Alberta is a fool's paradise: Hicks on Biz, originally published in Edmonton Sun, Jan. 12, 2013

There are many popular myths out there about fat-cat Alberta.They are all true.We do pay less income and consumption taxes than any other large Canadian province.Our government does spend more (per-capita) than any other large province, besides debt-riddled Quebec.Our doctors, nurses and teachers are the best paid in the country, especially considering taxes, expenses and living costs.We are hopelessly addicted to non-renewable royalties, so addicted that it wouldn’t matter how damning the environmental consequences, oilsands expansion must continue.The consequences: We are living in a fool’s paradise. We have squandered our oil/gas/coal royalty wealth by living for today, not saving for tomorrow. Despite an income gusher that no other province has, our provincial government is still about to plunge into debt.Increased provincial income or consumption taxes, along with reining in public sector, health care and education labour costs, is the only prudent, fiscally sound path to a solid future for our kids.But ... Read the rest of entry »

Wildrose bad for E-Town: My Hicks on Biz column originally published in the Edmonton Sun on April 27, two days before the Conservative provincial election victory

If there is a Wildrose government come Monday night, will it be good or bad for the northern Alberta economy, good or bad for Edmonton?Good overall for Northern Alberta: The macro-economic policies of both Wildrose and the Conservatives are pro-business. The sustainable oilsands will stay solidly on the rails.Bad for Edmonton in particular.I say this with a heavy heart. A change of government, any change, after 40 years is attractive. Away with the PCs’ arrogance, entitlement and intimidation.But the most practical course for Edmontonians, to save our jobs, to prevent corporate pullouts to Calgary, to not be second-class citizens in our own province, is to hold our noses and vote Conservative.If Danielle Smith wins a majority government, those seats will come from Calgary, southern Alberta and maybe a few in northern Alberta.Nobody, including Wild-rose strategists, see a Wildrose seat from Edmonton.What happened in the past when governing parties in Alberta had strong majorities, but no representation from h ... Read the rest of entry »

Why Alison Redford won the Alberta Provincial Election so convincingly, and why the media and the pollsters missed it

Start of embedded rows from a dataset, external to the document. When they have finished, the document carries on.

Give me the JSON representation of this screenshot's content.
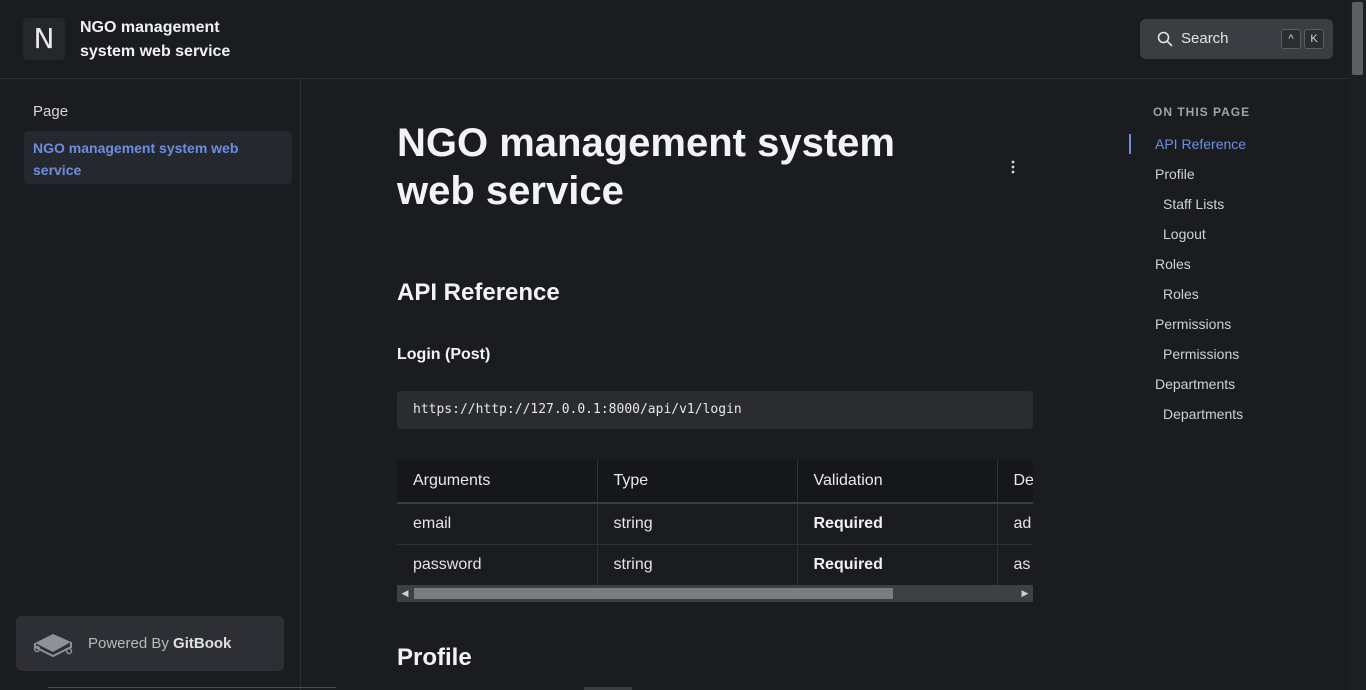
{
  "header": {
    "logo_letter": "N",
    "site_title": "NGO management system web service",
    "search_label": "Search",
    "shortcut_keys": [
      "^",
      "K"
    ]
  },
  "sidebar": {
    "heading": "Page",
    "items": [
      {
        "label": "NGO management system web service",
        "active": true
      }
    ],
    "powered_by": {
      "prefix": "Powered By",
      "brand": "GitBook"
    }
  },
  "main": {
    "title": "NGO management system web service",
    "section_title": "API Reference",
    "subsection_title": "Login (Post)",
    "code": "https://http://127.0.0.1:8000/api/v1/login",
    "table": {
      "headers": [
        "Arguments",
        "Type",
        "Validation",
        "De"
      ],
      "rows": [
        [
          "email",
          "string",
          "Required",
          "ad"
        ],
        [
          "password",
          "string",
          "Required",
          "as"
        ]
      ]
    },
    "next_section_title": "Profile"
  },
  "toc": {
    "heading": "ON THIS PAGE",
    "items": [
      {
        "label": "API Reference",
        "level": 1,
        "active": true
      },
      {
        "label": "Profile",
        "level": 1,
        "active": false
      },
      {
        "label": "Staff Lists",
        "level": 2,
        "active": false
      },
      {
        "label": "Logout",
        "level": 2,
        "active": false
      },
      {
        "label": "Roles",
        "level": 1,
        "active": false
      },
      {
        "label": "Roles",
        "level": 2,
        "active": false
      },
      {
        "label": "Permissions",
        "level": 1,
        "active": false
      },
      {
        "label": "Permissions",
        "level": 2,
        "active": false
      },
      {
        "label": "Departments",
        "level": 1,
        "active": false
      },
      {
        "label": "Departments",
        "level": 2,
        "active": false
      }
    ]
  },
  "colors": {
    "background": "#1b1c1f",
    "accent": "#6b8fe0"
  }
}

Why I think the conventional media and the pollsters bet on the wrong horse in this Alberta provincial election of April 23, 2013.Most were forecasting a majority Wild Rose government, the new Wild Rose party taking at least 44 of the 87 ridings up for grab.The actual results: Progressive Conservatives, 61; Wild Rose, 17; Liberals, 5; New Democrats 4.Do you remember when Premier Alison Redford won the Conservative Leadership race with an astounding come-from-beyond sprint, from 17% of the party vote to over 50% in the final ballot two weeks later?Do you remember how she won, by mobilizing medical and education professionals through unconventional means (i.e. the social media) that was most effective, but very difficult to quantify. Do you remember that nobody, but nobody, predicted she could possibly win?Let's go back to October of 2010, when now-Calgary Mayor Naheed Nenshi emerged out of a flock of mayoralty candidates to win when he wasn't even a front-runner. Let us remember Stephen Carter was Nenshi's cam ... Read the rest of entry »